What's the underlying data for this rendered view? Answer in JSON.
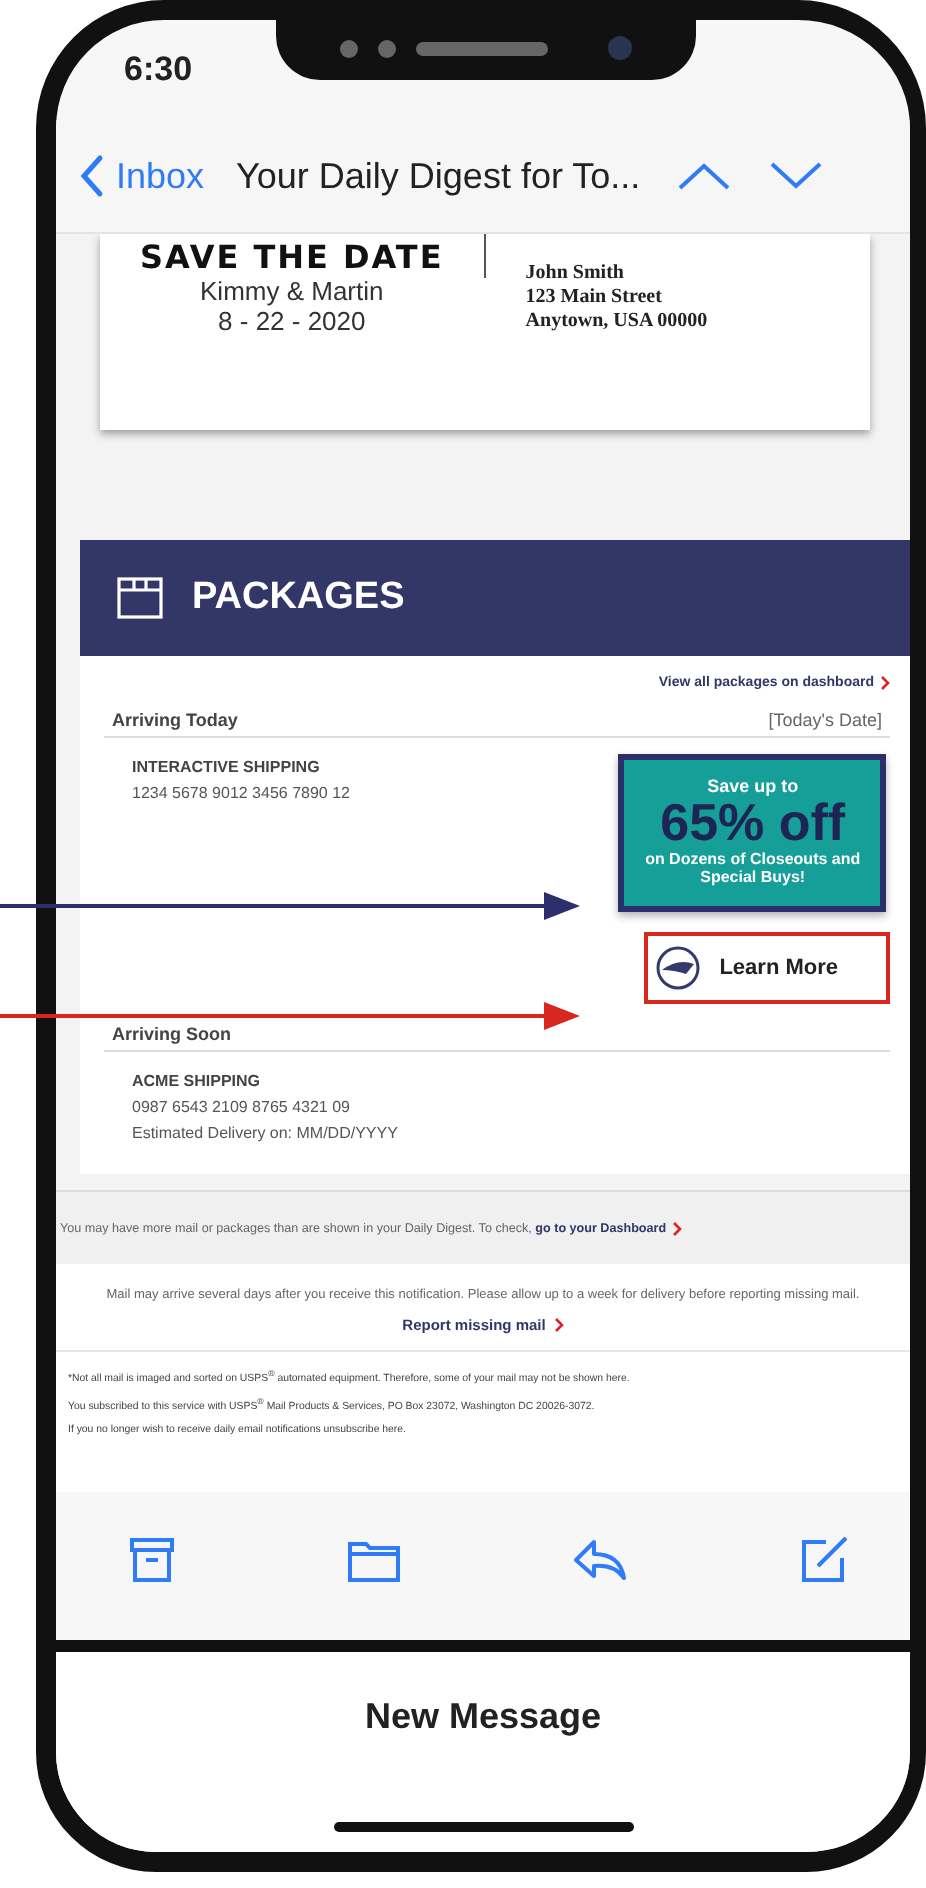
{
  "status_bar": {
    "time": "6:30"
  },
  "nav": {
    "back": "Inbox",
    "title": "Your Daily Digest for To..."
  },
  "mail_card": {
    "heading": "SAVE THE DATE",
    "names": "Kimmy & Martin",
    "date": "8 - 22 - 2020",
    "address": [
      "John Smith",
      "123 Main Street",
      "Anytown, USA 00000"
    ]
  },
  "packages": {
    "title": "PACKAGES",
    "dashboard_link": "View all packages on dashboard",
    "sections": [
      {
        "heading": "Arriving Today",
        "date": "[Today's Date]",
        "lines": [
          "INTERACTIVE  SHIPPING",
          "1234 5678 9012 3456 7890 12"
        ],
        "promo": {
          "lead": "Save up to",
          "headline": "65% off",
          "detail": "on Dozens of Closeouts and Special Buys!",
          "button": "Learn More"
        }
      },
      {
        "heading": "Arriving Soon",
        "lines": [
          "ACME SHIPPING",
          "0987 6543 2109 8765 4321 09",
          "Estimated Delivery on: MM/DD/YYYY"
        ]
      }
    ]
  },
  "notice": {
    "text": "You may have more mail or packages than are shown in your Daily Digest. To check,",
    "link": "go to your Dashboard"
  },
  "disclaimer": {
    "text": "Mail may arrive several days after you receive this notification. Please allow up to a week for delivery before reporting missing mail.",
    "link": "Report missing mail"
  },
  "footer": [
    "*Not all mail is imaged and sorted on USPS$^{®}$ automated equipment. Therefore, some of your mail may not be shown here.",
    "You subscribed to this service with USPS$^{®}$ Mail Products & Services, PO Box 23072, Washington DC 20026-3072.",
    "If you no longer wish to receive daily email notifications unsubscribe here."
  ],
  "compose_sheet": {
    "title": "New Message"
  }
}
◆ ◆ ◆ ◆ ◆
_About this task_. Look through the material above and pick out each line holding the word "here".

_Task solution_.
    "*Not all mail is imaged and sorted on USPS$^{®}$ automated equipment. Therefore, some of your mail may not be shown here.",
    "If you no longer wish to receive daily email notifications unsubscribe here."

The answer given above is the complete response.